When I first saw Gamer Girl by Mari Mancusi on the bookstore shelf, I wanted to like it. It features an often-neglected audience, middler girls into gaming, role-playing, fantasy, and manga/anime/comics/graphic novels. It has a cool cover that shows the protagonist Maddy IRL (in the real world) and as her bolder, more playful, and more attractive alter ego, Allora. Each chapter begins with an adorable manga girl picture that describes Maddy’s moods, from happy to sad to lovestruck and back again. However, as I read, I realized that Gamer Girl is a good idea for a novel that is not fully realized by Ms. Mancusi. I was not surprised to read in the back flap bio that the author is a television writer; Gamer Girl’s plot feels a lot like a happy-ending TV movie, in which the kid wins the game, saves her dog from the pound, and becomes a woman, all in 90 minutes and with surprising grace and tenacity. The ending is ultimately unsatisfying due to the predictable plot, leaving the reader with a winner but no winning feeling to parallel the hero’s success. The best use of this book may be to appeal to gamers and manga fans who are not reading many chapter books, since the text-message language and slang used frequently by the characters will be fun for them. However, do not keep this book on the shelf too long, because using current language and pop culture is a two-edged sword; it may be cool now, but in a couple of years, it’s corny and instantly anathema.

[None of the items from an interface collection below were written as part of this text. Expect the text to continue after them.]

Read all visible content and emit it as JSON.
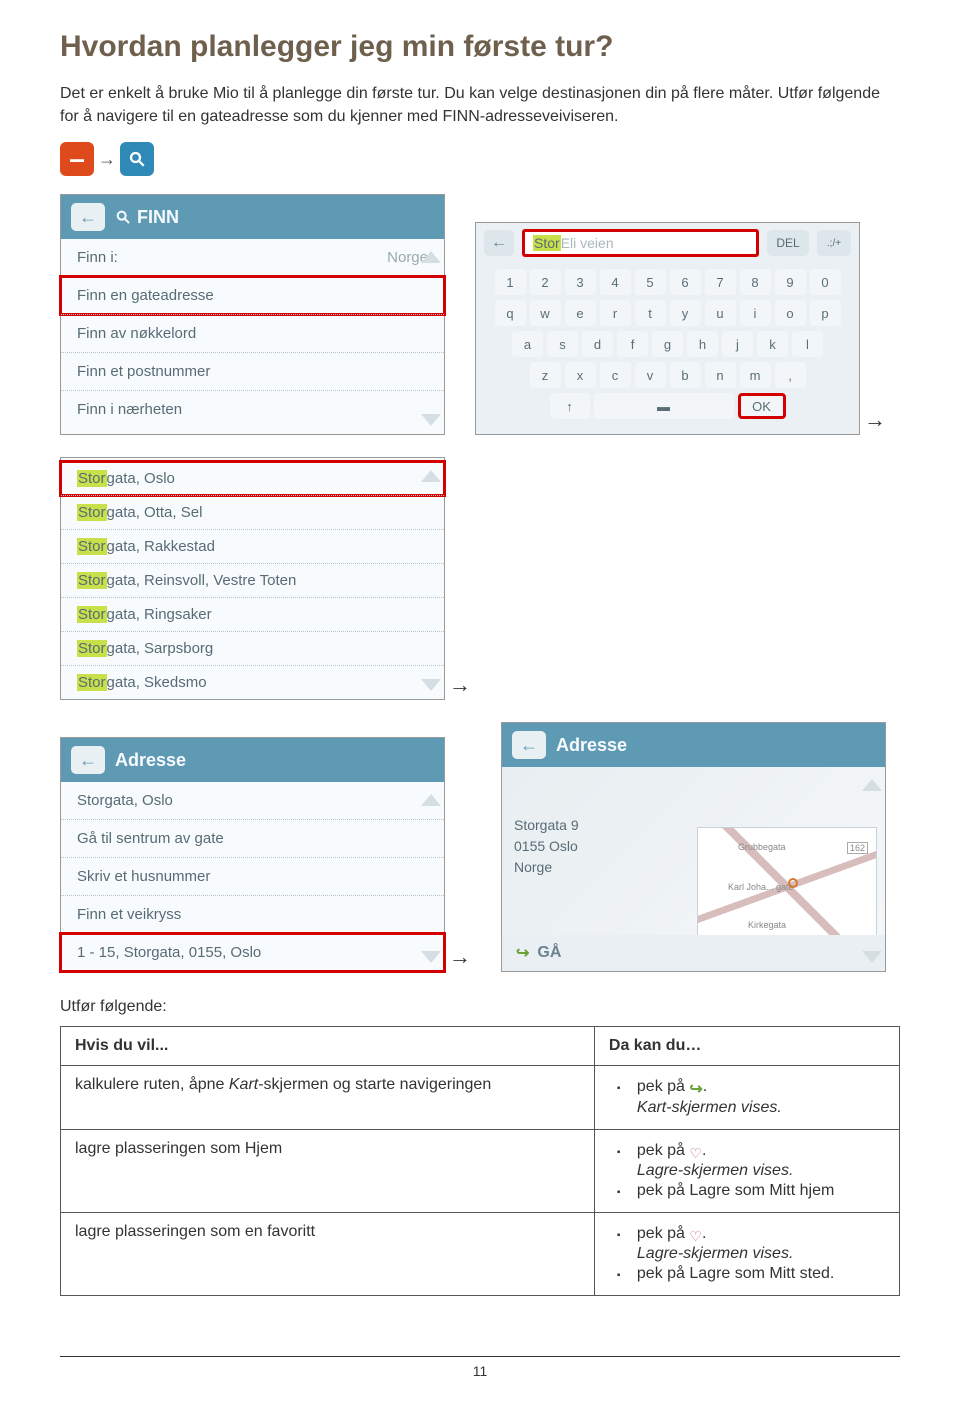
{
  "heading": "Hvordan planlegger jeg min første tur?",
  "intro": "Det er enkelt å bruke Mio til å planlegge din første tur. Du kan velge destinasjonen din på flere måter. Utfør følgende for å navigere til en gateadresse som du kjenner med FINN-adresseveiviseren.",
  "shot1": {
    "title": "FINN",
    "row1_label": "Finn i:",
    "row1_value": "Norge",
    "row2": "Finn en gateadresse",
    "row3": "Finn av nøkkelord",
    "row4": "Finn et postnummer",
    "row5": "Finn i nærheten"
  },
  "shot2": {
    "typed_hl": "Stor",
    "typed_rest": " Eli veien",
    "del": "DEL",
    "sym": ".;/+",
    "numrow": [
      "1",
      "2",
      "3",
      "4",
      "5",
      "6",
      "7",
      "8",
      "9",
      "0"
    ],
    "qrow": [
      "q",
      "w",
      "e",
      "r",
      "t",
      "y",
      "u",
      "i",
      "o",
      "p"
    ],
    "arow": [
      "a",
      "s",
      "d",
      "f",
      "g",
      "h",
      "j",
      "k",
      "l"
    ],
    "zrow": [
      "z",
      "x",
      "c",
      "v",
      "b",
      "n",
      "m",
      ","
    ],
    "shift": "↑",
    "ok": "OK"
  },
  "shot3": {
    "items": [
      {
        "hl": "Stor",
        "rest": "gata, Oslo"
      },
      {
        "hl": "Stor",
        "rest": "gata, Otta, Sel"
      },
      {
        "hl": "Stor",
        "rest": "gata, Rakkestad"
      },
      {
        "hl": "Stor",
        "rest": "gata, Reinsvoll, Vestre Toten"
      },
      {
        "hl": "Stor",
        "rest": "gata, Ringsaker"
      },
      {
        "hl": "Stor",
        "rest": "gata, Sarpsborg"
      },
      {
        "hl": "Stor",
        "rest": "gata, Skedsmo"
      }
    ]
  },
  "shot4": {
    "title": "Adresse",
    "r1": "Storgata, Oslo",
    "r2": "Gå til sentrum av gate",
    "r3": "Skriv et husnummer",
    "r4": "Finn et veikryss",
    "r5": "1 - 15, Storgata, 0155, Oslo"
  },
  "shot5": {
    "title": "Adresse",
    "line1": "Storgata 9",
    "line2": "0155 Oslo",
    "line3": "Norge",
    "map_l1": "Grubbegata",
    "map_badge": "162",
    "map_l2": "Karl Joha... gate",
    "map_l3": "Kirkegata",
    "go": "GÅ"
  },
  "section_label": "Utfør følgende:",
  "table": {
    "h1": "Hvis du vil...",
    "h2": "Da kan du…",
    "r1_left": "kalkulere ruten, åpne Kart-skjermen og starte navigeringen",
    "r1_b1a": "pek på ",
    "r1_b1b": ".",
    "r1_b2": "Kart-skjermen vises.",
    "r2_left": "lagre plasseringen som Hjem",
    "r2_b1a": "pek på ",
    "r2_b1b": ".",
    "r2_b2": "Lagre-skjermen vises.",
    "r2_b3": "pek på Lagre som Mitt hjem",
    "r3_left": "lagre plasseringen som en favoritt",
    "r3_b1a": "pek på ",
    "r3_b1b": ".",
    "r3_b2": "Lagre-skjermen vises.",
    "r3_b3": "pek på Lagre som Mitt sted."
  },
  "pagenum": "11"
}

BTW, I like The Black Parade by My Chemical Romance, Maddy’s favorite album, so it must be out by now. Maybe Ms. Mancusi should have chosen Vampire Weekend’s debut instead. I do not like them nearly as much, so they must be cool :-)

Labels: , , , , ,


Post a Comment

<< Home